is decision-making rather than ability, given that Robinson has made many of those throws this year prior to the MSU game. If his decision-making is going to improve, then it's going to happen with game experience, which means he's got to be the guy.

Also, while Forcier can run, he is human and not dilithium ... even in situations where the score does not favor Michigan, the threat of WOOP is always there. Forcier does not WOOP.

My feeling is that Rodriguez has seen what Denard can do, has determined that he is the man moving forward, and has decided to stick with him in all situations barring injury or insurmountable leads. Yes, Forcier can run the offense effectively, but Robinson is better.

NorthFLWolverine

October 12th, 2010 at 4:44 PM ^

replacing a Heisman candidate, or maybe the eventual winner with Tate is nuts! Keep in mind the fact Denard's receiving corps dropped a bucket-full of passes of which couldn't have been good for his confidence. As for Dorrestein, on this play break-down he demonstrated what coach Rod has been saying for quite some time now is that Perry and the rest of the O-line need to get better at staying with their blocks. Perry turned his back on his man and the guy went right by him on the way to tackling our little 'unchained lightning'. Mr. 'unchained lightning' needs his space so when he gets to the next level he can blow those bad little defenders away...'dem bad wittle defenders 'dem are...  

Del Griffith

October 12th, 2010 at 3:23 PM ^

Great job on this site & this post.  The breakdown  and analysis is very much appreciated.  

But just remember, that on any of unproductive MSU drives you would likely find similar mis-cues.  It was not in the 1st half where the game was lost, it was the 2nd.    

ArrogantYellow

October 12th, 2010 at 4:56 PM ^

Looking at this at non-dilithium speeds, it seems like Robinson would've been better served to bounce this one outside of the Hopkins block, away from the flowing pursuit.  I know the theory is to run right at Jones, to negate his speed, and if Dorrestein had held his guy a few seconds more, there would've been more space.  But once Robinson ran past Schilling, he should've gone into improvise mode and hit the turbo button towards the sidelines.

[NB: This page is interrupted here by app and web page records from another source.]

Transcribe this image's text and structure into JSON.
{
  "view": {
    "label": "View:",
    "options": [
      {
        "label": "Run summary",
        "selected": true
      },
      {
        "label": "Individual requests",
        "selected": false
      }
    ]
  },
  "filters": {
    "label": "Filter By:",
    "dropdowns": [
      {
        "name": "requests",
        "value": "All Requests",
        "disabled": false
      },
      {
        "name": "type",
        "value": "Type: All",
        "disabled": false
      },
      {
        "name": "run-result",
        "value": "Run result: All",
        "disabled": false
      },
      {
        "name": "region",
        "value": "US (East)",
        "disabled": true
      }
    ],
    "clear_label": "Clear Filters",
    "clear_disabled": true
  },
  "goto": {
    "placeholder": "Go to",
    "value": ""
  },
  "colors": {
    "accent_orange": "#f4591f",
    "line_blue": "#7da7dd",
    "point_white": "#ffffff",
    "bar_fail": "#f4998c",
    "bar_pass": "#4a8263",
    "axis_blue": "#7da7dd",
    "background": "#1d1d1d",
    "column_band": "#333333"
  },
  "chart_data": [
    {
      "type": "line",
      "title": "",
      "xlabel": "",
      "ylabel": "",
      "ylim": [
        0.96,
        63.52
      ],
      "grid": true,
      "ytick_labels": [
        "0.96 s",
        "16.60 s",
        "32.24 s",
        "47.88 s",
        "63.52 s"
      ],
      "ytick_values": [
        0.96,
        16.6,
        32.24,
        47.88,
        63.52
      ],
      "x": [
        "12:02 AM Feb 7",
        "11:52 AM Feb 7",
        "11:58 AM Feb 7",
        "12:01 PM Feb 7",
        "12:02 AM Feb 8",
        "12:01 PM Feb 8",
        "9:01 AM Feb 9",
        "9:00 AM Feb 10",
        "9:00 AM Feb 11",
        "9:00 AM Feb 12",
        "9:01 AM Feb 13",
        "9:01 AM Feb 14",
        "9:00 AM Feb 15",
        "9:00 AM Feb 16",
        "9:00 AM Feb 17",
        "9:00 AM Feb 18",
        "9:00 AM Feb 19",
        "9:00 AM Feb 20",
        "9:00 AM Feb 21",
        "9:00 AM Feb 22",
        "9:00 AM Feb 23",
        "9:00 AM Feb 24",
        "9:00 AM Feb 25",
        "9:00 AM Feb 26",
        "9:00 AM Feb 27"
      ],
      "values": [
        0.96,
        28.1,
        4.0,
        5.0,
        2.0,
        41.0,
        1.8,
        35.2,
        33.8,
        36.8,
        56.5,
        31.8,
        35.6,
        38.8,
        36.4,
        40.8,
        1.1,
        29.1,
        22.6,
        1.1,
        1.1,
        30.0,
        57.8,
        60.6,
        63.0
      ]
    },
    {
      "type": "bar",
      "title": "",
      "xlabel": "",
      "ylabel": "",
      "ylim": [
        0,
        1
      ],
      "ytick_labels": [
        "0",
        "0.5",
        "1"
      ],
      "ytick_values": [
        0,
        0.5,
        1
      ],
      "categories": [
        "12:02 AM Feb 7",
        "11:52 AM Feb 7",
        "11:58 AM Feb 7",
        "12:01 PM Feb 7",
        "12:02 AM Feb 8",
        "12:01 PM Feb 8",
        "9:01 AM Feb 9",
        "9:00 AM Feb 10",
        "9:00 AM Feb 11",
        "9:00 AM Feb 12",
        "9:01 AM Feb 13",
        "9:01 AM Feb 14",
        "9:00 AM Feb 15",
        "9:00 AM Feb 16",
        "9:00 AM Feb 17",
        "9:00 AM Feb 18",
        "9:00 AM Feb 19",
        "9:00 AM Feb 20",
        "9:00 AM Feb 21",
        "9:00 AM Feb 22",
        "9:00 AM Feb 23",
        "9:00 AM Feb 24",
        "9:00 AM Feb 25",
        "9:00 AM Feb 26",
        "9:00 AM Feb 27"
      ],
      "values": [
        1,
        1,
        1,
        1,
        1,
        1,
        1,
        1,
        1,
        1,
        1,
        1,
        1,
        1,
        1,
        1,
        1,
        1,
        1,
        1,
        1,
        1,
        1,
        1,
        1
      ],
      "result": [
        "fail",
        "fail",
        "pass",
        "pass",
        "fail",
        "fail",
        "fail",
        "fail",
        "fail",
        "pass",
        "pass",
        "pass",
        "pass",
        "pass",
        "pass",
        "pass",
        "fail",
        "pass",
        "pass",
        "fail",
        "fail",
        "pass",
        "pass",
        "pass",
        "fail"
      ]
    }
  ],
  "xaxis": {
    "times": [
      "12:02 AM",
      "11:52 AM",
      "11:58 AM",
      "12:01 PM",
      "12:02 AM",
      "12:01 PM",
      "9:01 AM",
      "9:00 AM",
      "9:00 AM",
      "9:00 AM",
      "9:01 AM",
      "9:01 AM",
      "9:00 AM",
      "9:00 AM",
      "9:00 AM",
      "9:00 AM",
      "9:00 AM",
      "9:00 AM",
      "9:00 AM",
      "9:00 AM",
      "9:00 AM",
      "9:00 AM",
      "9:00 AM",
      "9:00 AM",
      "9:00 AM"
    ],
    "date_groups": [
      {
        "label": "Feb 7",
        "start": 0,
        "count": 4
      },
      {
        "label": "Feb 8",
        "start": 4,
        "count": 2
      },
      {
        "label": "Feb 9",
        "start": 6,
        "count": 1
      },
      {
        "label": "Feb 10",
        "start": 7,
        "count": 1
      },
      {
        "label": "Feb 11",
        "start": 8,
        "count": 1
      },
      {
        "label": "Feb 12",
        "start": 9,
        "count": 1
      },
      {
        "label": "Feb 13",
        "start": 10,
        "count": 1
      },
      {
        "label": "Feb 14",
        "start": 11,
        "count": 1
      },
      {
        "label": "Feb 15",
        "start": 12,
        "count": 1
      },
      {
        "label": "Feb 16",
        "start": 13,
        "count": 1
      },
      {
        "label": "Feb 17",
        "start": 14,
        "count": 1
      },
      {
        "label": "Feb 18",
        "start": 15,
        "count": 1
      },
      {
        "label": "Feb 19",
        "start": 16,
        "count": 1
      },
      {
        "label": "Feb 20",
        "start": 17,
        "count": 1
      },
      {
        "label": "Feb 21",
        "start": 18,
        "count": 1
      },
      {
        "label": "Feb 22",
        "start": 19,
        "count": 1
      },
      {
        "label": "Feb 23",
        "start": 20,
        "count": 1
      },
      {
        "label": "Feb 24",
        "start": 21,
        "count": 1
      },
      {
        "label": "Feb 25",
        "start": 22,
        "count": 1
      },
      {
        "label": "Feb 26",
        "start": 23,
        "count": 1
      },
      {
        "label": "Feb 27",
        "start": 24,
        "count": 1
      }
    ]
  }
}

Having not watched the replay, I'm interested to read the UFR, and see if there are more plays like this. Also, it seemed like Robinson should've kept it a lot more, instead handing off to the RB going up the middle.   I don't know if it was bad zone-reads, or if the defense forced it to happen.